This Friday, House Democrats have announced the grounds of abuse of power and obstruction of Congress on which they plan to seek the impeachment of President Trump.
The articles claim abusing the power of his office and obstructing Congress.
But what of the articles? Do they meet the standard?
Oddly, the proposed do not seem to meet the constitutional criteria for an impeachment, which are limited to “treason, bribery, or other high crimes and misdemeanors.” Neither article is a high or low crime or misdemeanor. Neither are mentioned within the Constitution.
The abuse here is that it more and more appears to be what Hamilton called in the Federalist Papers the“greatest danger,” that the decision to impeach will be based on the “comparative strength of parties,” rather than on “innocence or guilt.”
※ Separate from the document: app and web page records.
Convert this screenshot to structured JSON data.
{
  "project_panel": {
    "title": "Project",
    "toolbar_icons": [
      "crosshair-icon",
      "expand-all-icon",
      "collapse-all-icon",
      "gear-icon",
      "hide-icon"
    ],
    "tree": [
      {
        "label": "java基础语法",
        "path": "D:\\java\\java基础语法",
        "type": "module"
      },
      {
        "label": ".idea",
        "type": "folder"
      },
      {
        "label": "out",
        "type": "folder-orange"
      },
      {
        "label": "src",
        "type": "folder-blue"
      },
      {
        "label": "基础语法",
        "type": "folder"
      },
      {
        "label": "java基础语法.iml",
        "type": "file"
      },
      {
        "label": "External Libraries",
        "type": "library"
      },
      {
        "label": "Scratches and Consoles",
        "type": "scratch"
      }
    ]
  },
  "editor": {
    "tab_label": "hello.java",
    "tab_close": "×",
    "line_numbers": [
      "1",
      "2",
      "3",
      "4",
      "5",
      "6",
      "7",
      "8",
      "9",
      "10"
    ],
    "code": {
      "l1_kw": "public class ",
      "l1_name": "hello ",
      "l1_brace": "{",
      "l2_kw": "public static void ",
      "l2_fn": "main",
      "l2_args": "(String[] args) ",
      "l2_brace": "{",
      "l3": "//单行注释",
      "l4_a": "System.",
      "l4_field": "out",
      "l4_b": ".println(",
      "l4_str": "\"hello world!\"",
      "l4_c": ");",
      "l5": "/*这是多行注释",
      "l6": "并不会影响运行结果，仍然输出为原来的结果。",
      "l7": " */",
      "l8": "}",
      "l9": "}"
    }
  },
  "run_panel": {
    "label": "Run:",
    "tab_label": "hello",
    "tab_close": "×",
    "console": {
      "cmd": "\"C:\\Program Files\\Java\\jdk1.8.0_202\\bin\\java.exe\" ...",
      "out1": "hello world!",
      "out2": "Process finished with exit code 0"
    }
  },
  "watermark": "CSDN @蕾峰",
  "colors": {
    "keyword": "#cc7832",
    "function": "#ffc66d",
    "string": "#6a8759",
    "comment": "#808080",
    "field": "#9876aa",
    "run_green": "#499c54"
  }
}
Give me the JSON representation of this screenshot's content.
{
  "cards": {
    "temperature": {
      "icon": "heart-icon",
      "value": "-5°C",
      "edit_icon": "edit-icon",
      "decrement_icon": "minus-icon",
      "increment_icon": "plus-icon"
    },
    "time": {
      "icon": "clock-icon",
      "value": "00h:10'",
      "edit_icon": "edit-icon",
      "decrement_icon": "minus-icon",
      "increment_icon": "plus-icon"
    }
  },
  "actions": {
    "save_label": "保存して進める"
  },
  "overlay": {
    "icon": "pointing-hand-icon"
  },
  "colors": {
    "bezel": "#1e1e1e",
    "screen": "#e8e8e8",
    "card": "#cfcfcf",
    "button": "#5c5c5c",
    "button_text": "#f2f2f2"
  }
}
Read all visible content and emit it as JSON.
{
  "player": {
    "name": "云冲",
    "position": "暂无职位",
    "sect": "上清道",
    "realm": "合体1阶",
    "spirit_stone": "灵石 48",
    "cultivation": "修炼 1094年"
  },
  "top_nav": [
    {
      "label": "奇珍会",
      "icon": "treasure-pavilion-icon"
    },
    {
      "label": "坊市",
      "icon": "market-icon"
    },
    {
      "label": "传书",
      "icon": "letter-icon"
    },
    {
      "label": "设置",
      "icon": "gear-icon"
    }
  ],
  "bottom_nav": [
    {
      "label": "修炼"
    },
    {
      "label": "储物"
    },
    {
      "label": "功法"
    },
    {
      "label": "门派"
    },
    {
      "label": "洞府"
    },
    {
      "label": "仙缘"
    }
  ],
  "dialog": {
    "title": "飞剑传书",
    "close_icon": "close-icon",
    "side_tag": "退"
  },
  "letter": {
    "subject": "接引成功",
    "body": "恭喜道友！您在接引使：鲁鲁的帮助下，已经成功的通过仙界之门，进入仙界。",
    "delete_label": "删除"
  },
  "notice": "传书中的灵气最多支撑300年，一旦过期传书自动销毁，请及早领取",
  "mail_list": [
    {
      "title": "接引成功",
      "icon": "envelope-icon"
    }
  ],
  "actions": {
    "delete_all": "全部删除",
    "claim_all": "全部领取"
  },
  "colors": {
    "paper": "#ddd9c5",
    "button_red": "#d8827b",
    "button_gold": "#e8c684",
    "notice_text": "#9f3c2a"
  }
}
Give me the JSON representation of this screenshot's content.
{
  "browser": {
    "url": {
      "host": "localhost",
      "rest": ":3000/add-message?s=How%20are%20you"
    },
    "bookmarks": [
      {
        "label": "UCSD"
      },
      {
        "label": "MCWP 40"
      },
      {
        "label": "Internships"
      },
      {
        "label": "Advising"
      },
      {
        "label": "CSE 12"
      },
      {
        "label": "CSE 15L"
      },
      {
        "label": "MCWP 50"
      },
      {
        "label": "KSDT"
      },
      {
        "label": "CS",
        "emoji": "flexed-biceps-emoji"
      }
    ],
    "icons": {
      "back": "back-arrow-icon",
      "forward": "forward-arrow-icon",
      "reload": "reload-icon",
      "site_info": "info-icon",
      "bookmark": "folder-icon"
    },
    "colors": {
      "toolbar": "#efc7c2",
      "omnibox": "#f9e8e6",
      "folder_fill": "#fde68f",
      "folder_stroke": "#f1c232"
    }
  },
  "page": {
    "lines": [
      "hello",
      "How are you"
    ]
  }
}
This is new ground. It’s the first time in American history impeachment is occurring without having at least some bipartisan support in Congress. And there is really nothing to support it in the words of the Constitution. It seems like a bad re-run of Pee Wee’s playhouse, where the House is making it up the process as they go along.
Without judicial review, the House by-passes its mandated duty which is to support, defend, and apply the Constitution as written, not as it can be stretched to fit the actions of an opposition or controversial president.
“no legislative act, therefore, contrary to the Constitution, can be valid.” – Alexander Hamilton, Federalist Papers.
This does present the Senate with a constitutional dilemma, if and when it will receive a void and invalid impeachment. It will have to decide whether to proceed with a trial of charges that are unconstitutional and therefore are void.